Work request: The response should consist of every line below, restated exactly, with no pictures.

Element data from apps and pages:
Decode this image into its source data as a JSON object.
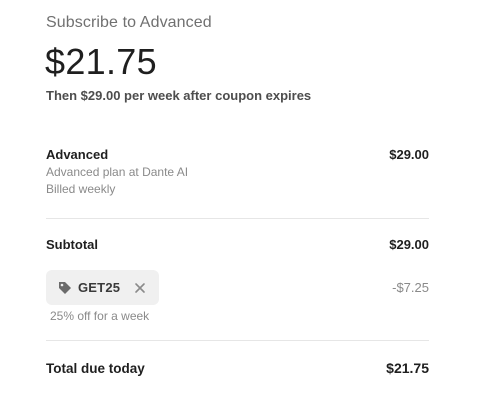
{
  "header": {
    "title": "Subscribe to Advanced",
    "price": "$21.75",
    "then_note": "Then $29.00 per week after coupon expires"
  },
  "line_item": {
    "name": "Advanced",
    "description": "Advanced plan at Dante AI",
    "billing": "Billed weekly",
    "amount": "$29.00"
  },
  "subtotal": {
    "label": "Subtotal",
    "amount": "$29.00"
  },
  "coupon": {
    "code": "GET25",
    "discount": "-$7.25",
    "note": "25% off for a week",
    "icon": "tag-icon",
    "remove_icon": "close-icon"
  },
  "total": {
    "label": "Total due today",
    "amount": "$21.75"
  },
  "colors": {
    "muted_text": "#8a8a8a",
    "chip_background": "#f0f0f0",
    "divider": "#e6e6e6"
  }
}
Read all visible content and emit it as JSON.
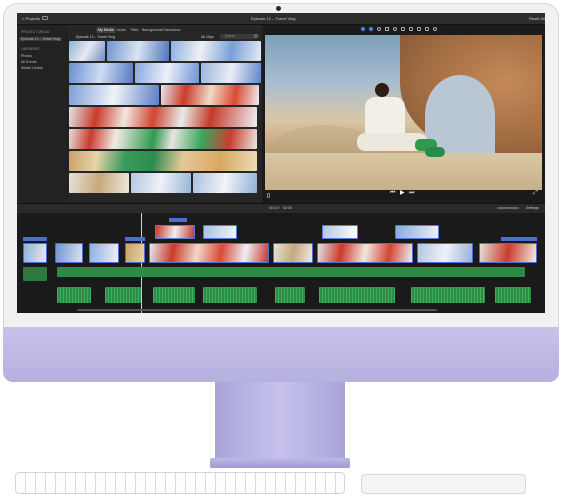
{
  "app": {
    "project_button": "< Projects",
    "window_title": "Episode 12 – Travel Vlog",
    "reset_all": "Reset All"
  },
  "sidebar": {
    "section_project_media": "PROJECT MEDIA",
    "project_item": "Episode 12 – Travel Vlog",
    "section_libraries": "LIBRARIES",
    "items": [
      "Photos",
      "All Events",
      "iMovie Library"
    ]
  },
  "browser": {
    "tabs": [
      "My Media",
      "Audio",
      "Titles",
      "Backgrounds",
      "Transitions"
    ],
    "active_tab": "My Media",
    "episode_label": "Episode 12 – Travel Vlog",
    "filter_label": "All Clips",
    "search_placeholder": "Search"
  },
  "viewer": {
    "timecode": "00:10",
    "divider": "/",
    "duration": "02:30",
    "settings_label": "Settings"
  },
  "colors": {
    "clip_outline": "#4f6bd6",
    "audio_track": "#2e8b45",
    "imac_purple": "#b5b0df"
  },
  "icons": {
    "play": "play-icon",
    "skip_back": "skip-back-icon",
    "skip_forward": "skip-forward-icon",
    "fullscreen": "fullscreen-icon",
    "camera": "camera-icon"
  }
}
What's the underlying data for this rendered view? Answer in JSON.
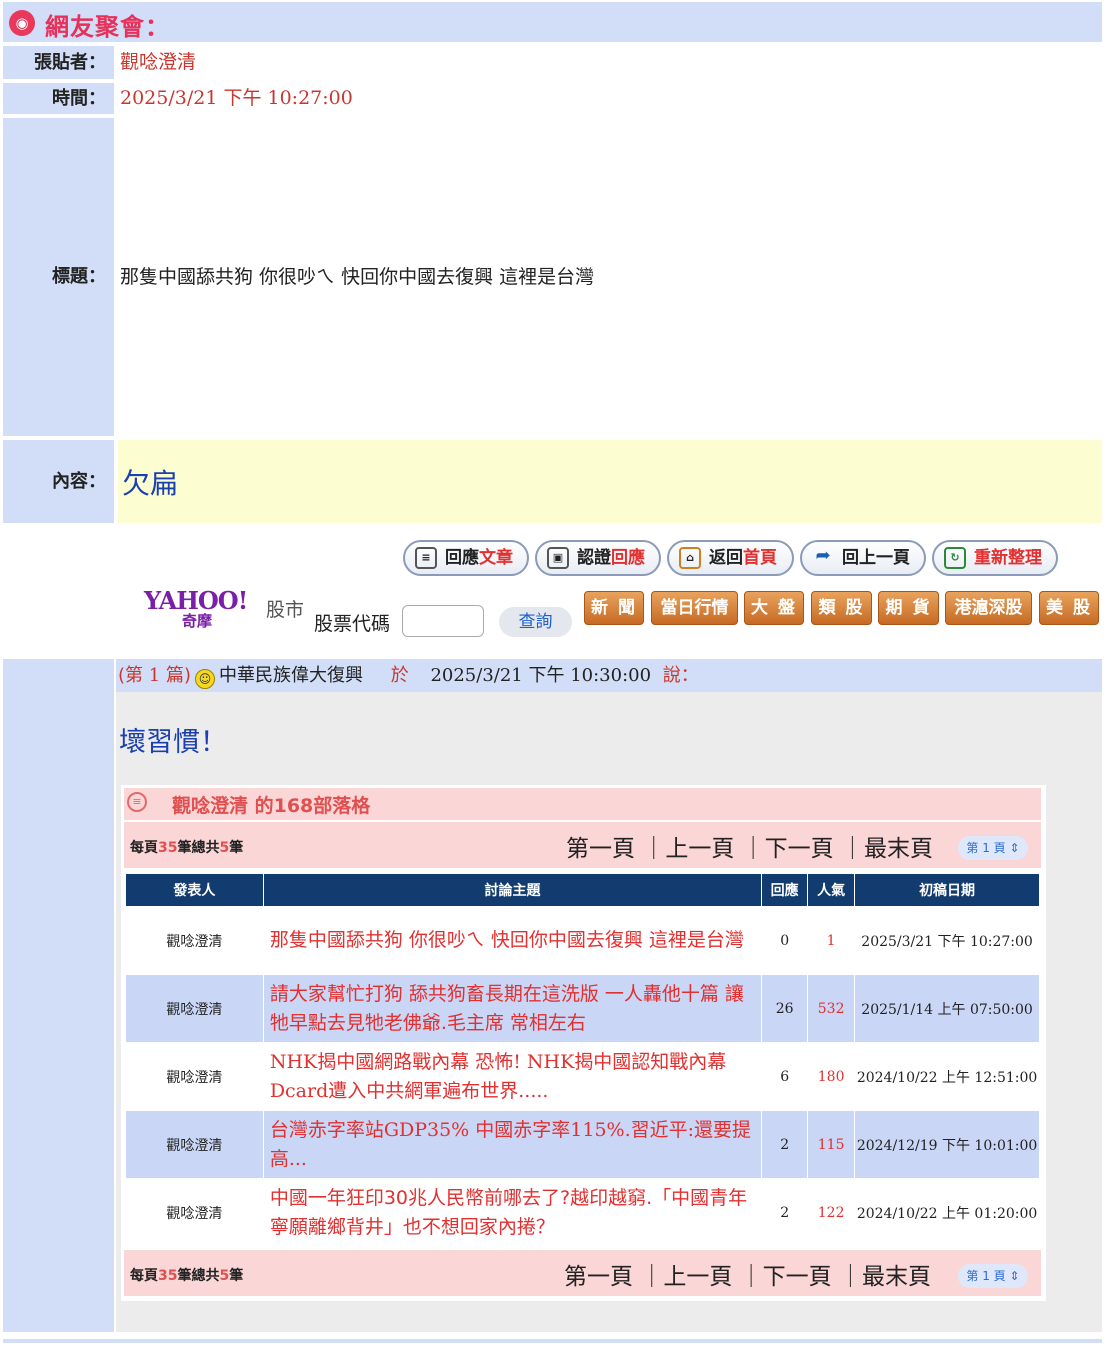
{
  "header": {
    "title": "網友聚會：",
    "icon": "people-icon"
  },
  "post": {
    "poster_label": "張貼者：",
    "poster": "觀唸澄清",
    "time_label": "時間：",
    "time": "2025/3/21 下午 10:27:00",
    "subject_label": "標題：",
    "subject": "那隻中國舔共狗 你很吵ㄟ 快回你中國去復興 這裡是台灣",
    "content_label": "內容：",
    "content": "欠扁"
  },
  "actions": [
    {
      "a": "回應",
      "b": "文章",
      "icon": "document-icon"
    },
    {
      "a": "認證",
      "b": "回應",
      "icon": "lock-icon"
    },
    {
      "a": "返回",
      "b": "首頁",
      "icon": "home-icon"
    },
    {
      "a": "回上一頁",
      "b": "",
      "icon": "back-arrow-icon"
    },
    {
      "a": "",
      "b": "重新整理",
      "icon": "refresh-icon"
    }
  ],
  "stock": {
    "logo_text": "YAHOO!",
    "logo_sub": "奇摩",
    "market": "股市",
    "code_label": "股票代碼",
    "input_value": "",
    "query": "查詢",
    "buttons": [
      "新 聞",
      "當日行情",
      "大 盤",
      "類 股",
      "期 貨",
      "港滬深股",
      "美 股"
    ]
  },
  "reply": {
    "prefix": "(第",
    "num": "1",
    "suffix": "篇)",
    "author": "中華民族偉大復興",
    "at": "於",
    "time": "2025/3/21 下午 10:30:00",
    "said": "說：",
    "body": "壞習慣！"
  },
  "blog": {
    "title": "觀唸澄清 的168部落格",
    "per_page_a": "每頁",
    "per_page_n": "35",
    "per_page_b": "筆總共",
    "total_n": "5",
    "total_b": "筆",
    "pager": {
      "first": "第一頁",
      "prev": "上一頁",
      "next": "下一頁",
      "last": "最末頁",
      "select": "第 1 頁"
    },
    "columns": [
      "發表人",
      "討論主題",
      "回應",
      "人氣",
      "初稿日期"
    ],
    "rows": [
      {
        "author": "觀唸澄清",
        "topic": "那隻中國舔共狗 你很吵ㄟ 快回你中國去復興 這裡是台灣",
        "replies": "0",
        "views": "1",
        "date": "2025/3/21 下午 10:27:00"
      },
      {
        "author": "觀唸澄清",
        "topic": "請大家幫忙打狗 舔共狗畜長期在這洗版 一人轟他十篇 讓牠早點去見牠老佛爺.毛主席 常相左右",
        "replies": "26",
        "views": "532",
        "date": "2025/1/14 上午 07:50:00"
      },
      {
        "author": "觀唸澄清",
        "topic": "NHK揭中國網路戰內幕 恐怖! NHK揭中國認知戰內幕 Dcard遭入中共網軍遍布世界.....",
        "replies": "6",
        "views": "180",
        "date": "2024/10/22 上午 12:51:00"
      },
      {
        "author": "觀唸澄清",
        "topic": "台灣赤字率站GDP35% 中國赤字率115%.習近平:還要提高...",
        "replies": "2",
        "views": "115",
        "date": "2024/12/19 下午 10:01:00"
      },
      {
        "author": "觀唸澄清",
        "topic": "中國一年狂印30兆人民幣前哪去了?越印越窮.「中國青年寧願離鄉背井」也不想回家內捲？",
        "replies": "2",
        "views": "122",
        "date": "2024/10/22 上午 01:20:00"
      }
    ]
  }
}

Response for this exercise:
Decode this image into its source data as a JSON object.
{
  "header": {
    "title": "Subscribe to Advanced",
    "price": "$21.75",
    "then_note": "Then $29.00 per week after coupon expires"
  },
  "line_item": {
    "name": "Advanced",
    "description": "Advanced plan at Dante AI",
    "billing": "Billed weekly",
    "amount": "$29.00"
  },
  "subtotal": {
    "label": "Subtotal",
    "amount": "$29.00"
  },
  "coupon": {
    "code": "GET25",
    "discount": "-$7.25",
    "note": "25% off for a week",
    "icon": "tag-icon",
    "remove_icon": "close-icon"
  },
  "total": {
    "label": "Total due today",
    "amount": "$21.75"
  },
  "colors": {
    "muted_text": "#8a8a8a",
    "chip_background": "#f0f0f0",
    "divider": "#e6e6e6"
  }
}
Read all visible content and emit it as JSON.
{
  "app": {
    "project_button": "< Projects",
    "window_title": "Episode 12 – Travel Vlog",
    "reset_all": "Reset All"
  },
  "sidebar": {
    "section_project_media": "PROJECT MEDIA",
    "project_item": "Episode 12 – Travel Vlog",
    "section_libraries": "LIBRARIES",
    "items": [
      "Photos",
      "All Events",
      "iMovie Library"
    ]
  },
  "browser": {
    "tabs": [
      "My Media",
      "Audio",
      "Titles",
      "Backgrounds",
      "Transitions"
    ],
    "active_tab": "My Media",
    "episode_label": "Episode 12 – Travel Vlog",
    "filter_label": "All Clips",
    "search_placeholder": "Search"
  },
  "viewer": {
    "timecode": "00:10",
    "divider": "/",
    "duration": "02:30",
    "settings_label": "Settings"
  },
  "colors": {
    "clip_outline": "#4f6bd6",
    "audio_track": "#2e8b45",
    "imac_purple": "#b5b0df"
  },
  "icons": {
    "play": "play-icon",
    "skip_back": "skip-back-icon",
    "skip_forward": "skip-forward-icon",
    "fullscreen": "fullscreen-icon",
    "camera": "camera-icon"
  }
}
What's the underlying data for this rendered view? Answer in JSON.
{
  "header": {
    "title": "網友聚會：",
    "icon": "people-icon"
  },
  "post": {
    "poster_label": "張貼者：",
    "poster": "觀唸澄清",
    "time_label": "時間：",
    "time": "2025/3/21 下午 10:27:00",
    "subject_label": "標題：",
    "subject": "那隻中國舔共狗 你很吵ㄟ 快回你中國去復興 這裡是台灣",
    "content_label": "內容：",
    "content": "欠扁"
  },
  "actions": [
    {
      "a": "回應",
      "b": "文章",
      "icon": "document-icon"
    },
    {
      "a": "認證",
      "b": "回應",
      "icon": "lock-icon"
    },
    {
      "a": "返回",
      "b": "首頁",
      "icon": "home-icon"
    },
    {
      "a": "回上一頁",
      "b": "",
      "icon": "back-arrow-icon"
    },
    {
      "a": "",
      "b": "重新整理",
      "icon": "refresh-icon"
    }
  ],
  "stock": {
    "logo_text": "YAHOO!",
    "logo_sub": "奇摩",
    "market": "股市",
    "code_label": "股票代碼",
    "input_value": "",
    "query": "查詢",
    "buttons": [
      "新 聞",
      "當日行情",
      "大 盤",
      "類 股",
      "期 貨",
      "港滬深股",
      "美 股"
    ]
  },
  "reply": {
    "prefix": "(第",
    "num": "1",
    "suffix": "篇)",
    "author": "中華民族偉大復興",
    "at": "於",
    "time": "2025/3/21 下午 10:30:00",
    "said": "說：",
    "body": "壞習慣！"
  },
  "blog": {
    "title": "觀唸澄清 的168部落格",
    "per_page_a": "每頁",
    "per_page_n": "35",
    "per_page_b": "筆總共",
    "total_n": "5",
    "total_b": "筆",
    "pager": {
      "first": "第一頁",
      "prev": "上一頁",
      "next": "下一頁",
      "last": "最末頁",
      "select": "第 1 頁"
    },
    "columns": [
      "發表人",
      "討論主題",
      "回應",
      "人氣",
      "初稿日期"
    ],
    "rows": [
      {
        "author": "觀唸澄清",
        "topic": "那隻中國舔共狗 你很吵ㄟ 快回你中國去復興 這裡是台灣",
        "replies": "0",
        "views": "1",
        "date": "2025/3/21 下午 10:27:00"
      },
      {
        "author": "觀唸澄清",
        "topic": "請大家幫忙打狗 舔共狗畜長期在這洗版 一人轟他十篇 讓牠早點去見牠老佛爺.毛主席 常相左右",
        "replies": "26",
        "views": "532",
        "date": "2025/1/14 上午 07:50:00"
      },
      {
        "author": "觀唸澄清",
        "topic": "NHK揭中國網路戰內幕 恐怖! NHK揭中國認知戰內幕 Dcard遭入中共網軍遍布世界.....",
        "replies": "6",
        "views": "180",
        "date": "2024/10/22 上午 12:51:00"
      },
      {
        "author": "觀唸澄清",
        "topic": "台灣赤字率站GDP35% 中國赤字率115%.習近平:還要提高...",
        "replies": "2",
        "views": "115",
        "date": "2024/12/19 下午 10:01:00"
      },
      {
        "author": "觀唸澄清",
        "topic": "中國一年狂印30兆人民幣前哪去了?越印越窮.「中國青年寧願離鄉背井」也不想回家內捲？",
        "replies": "2",
        "views": "122",
        "date": "2024/10/22 上午 01:20:00"
      }
    ]
  }
}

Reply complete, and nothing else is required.